Howard Gardner, the John H. and Elisabeth A. Hobbs Professor of Cognition and Education at the Harvard Graduate School of Education, is the senior director of Harvard Project Zero. A MacArthur Fellow and the author of 28 books and several hundred articles, he is best known for his groundbreaking theory of multiple intelligences. He has recently talked about the emergence and transformative nature of digital media, and how the digital world can play to multiple intelligences. Last week, he spoke at "Shaping Our Digital World: You Have the Power," a Common Sense Media/Good Play Project forum at Brookline High School.

Can you break down the theory of multiple intelligences for us?


Our language suggests that intelligence is a single thing, and that we can rank people on one scale — from smartest to dumbest. Research in recent decades suggests that human beings have a number of relatively independent abilities, which I call the 'multiple intelligences.' Johnny might be 'smart' with language and understanding other people, but not good in finding his way around an unfamiliar environment or solving mathematical problems. Sally might have the opposite profile of intelligences.

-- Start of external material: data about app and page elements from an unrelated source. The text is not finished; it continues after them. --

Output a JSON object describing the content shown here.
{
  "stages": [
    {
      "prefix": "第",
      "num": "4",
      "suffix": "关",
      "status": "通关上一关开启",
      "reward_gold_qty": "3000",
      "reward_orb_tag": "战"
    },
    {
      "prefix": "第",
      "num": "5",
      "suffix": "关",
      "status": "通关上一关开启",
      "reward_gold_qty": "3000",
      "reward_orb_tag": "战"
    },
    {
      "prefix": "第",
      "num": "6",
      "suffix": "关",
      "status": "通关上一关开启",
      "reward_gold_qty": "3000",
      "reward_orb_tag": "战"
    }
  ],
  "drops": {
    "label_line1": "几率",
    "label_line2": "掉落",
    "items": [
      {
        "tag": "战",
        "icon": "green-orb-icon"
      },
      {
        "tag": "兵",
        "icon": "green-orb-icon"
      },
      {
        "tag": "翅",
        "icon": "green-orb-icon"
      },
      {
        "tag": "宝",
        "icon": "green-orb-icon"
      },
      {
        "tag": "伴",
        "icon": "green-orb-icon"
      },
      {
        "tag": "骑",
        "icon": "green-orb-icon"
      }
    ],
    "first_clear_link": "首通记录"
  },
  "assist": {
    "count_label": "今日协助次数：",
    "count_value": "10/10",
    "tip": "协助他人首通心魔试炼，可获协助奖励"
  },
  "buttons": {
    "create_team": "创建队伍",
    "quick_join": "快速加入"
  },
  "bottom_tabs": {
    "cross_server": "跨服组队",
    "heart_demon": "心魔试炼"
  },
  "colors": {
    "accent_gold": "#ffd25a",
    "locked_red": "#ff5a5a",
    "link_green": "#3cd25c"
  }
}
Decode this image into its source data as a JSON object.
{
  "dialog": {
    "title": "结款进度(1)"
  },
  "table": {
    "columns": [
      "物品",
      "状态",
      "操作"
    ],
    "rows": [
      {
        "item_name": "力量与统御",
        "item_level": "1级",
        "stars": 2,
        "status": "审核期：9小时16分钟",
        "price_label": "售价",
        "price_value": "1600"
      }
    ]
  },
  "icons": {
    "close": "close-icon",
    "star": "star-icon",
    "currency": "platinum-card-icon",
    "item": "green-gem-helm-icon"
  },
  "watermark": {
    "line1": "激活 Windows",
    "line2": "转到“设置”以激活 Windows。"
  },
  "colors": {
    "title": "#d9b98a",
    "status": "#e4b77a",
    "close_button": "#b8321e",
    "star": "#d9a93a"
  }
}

How does this impact how we engage with our digital world, our near constant engagement with computers and smart phones?

With smart devices, we can individualize education. We can present important concepts and train important skills in a number of ways, taking advantage of our multiple intelligences.

You maintain that the emergence of digital media has been as transformative as the invention of the printing press, a fundamental shift in the way the world works.

The printing press brought written material into the hands of everyone who could read, and it made knowledge accessible to the masses. The digital media present information of all sorts in a variety of symbolic modes — not just words but sounds, pictures, music. They allow instant transmission of content all over the world. And most important, they allow each of us to create content and share it with anyone else with access to a digital platform. It is as if everyone had a printing press and everyone could author books and share them with people across the globe. And also songs and photos and videos.


How does all this impact the way we process information?

Over time, individuals seem to be able to use multiple sources of information agilely, which is good, but may have less patience and less ability to go into things deeply and stay with them, which is not good.

And what about how this changes what we choose to remember, so-called 'google memory'?

We no longer need to remember all sorts of things that people used to remember, from phone numbers to directions downtown. The information is in our smart phone. What we do need to remember is how to use these devices, where they are, what happens if they break down or are lost. The challenge is to figure out what is worth remembering and why. Having huge amounts of information available is a mixed blessing. We need to develop the synthesizing mind, which can evaluate the importance of information and put it together in ways that make sense and are memorable.

How has digital media shifted the way we form and maintain personal relationships?

It is easy to form relationships with all kinds of individuals, but more difficult to form deep long-term relationships with people. The difficulty for many people in having sensitive and difficult face-to-face conversations is worrisome. On the other hand, the digital media can be a godsend for people who might previously have been isolated.


How might this affect the development of our children?

I am not in favor of keeping children away from digital devices; they are part of life. But just as adults must know how to put the devices away, so that we can reflect, have face-to-face conversations, spend time on walks or on the ski slopes, puzzle through a difficult personal dilemma, we must help our children 'put devices in their place.' The best way to do this is to model this kind of restraint, even as we model ways in which 'smart devices' can be helpful. We also need to help children understand which parts of life can be 'app-ed' and which parts cannot. A college student once said to me, "Why go to school, when the answers to all questions are in my smart phone?" I replied, "Yes, except the important ones."

Karen Campbell can be reached at karen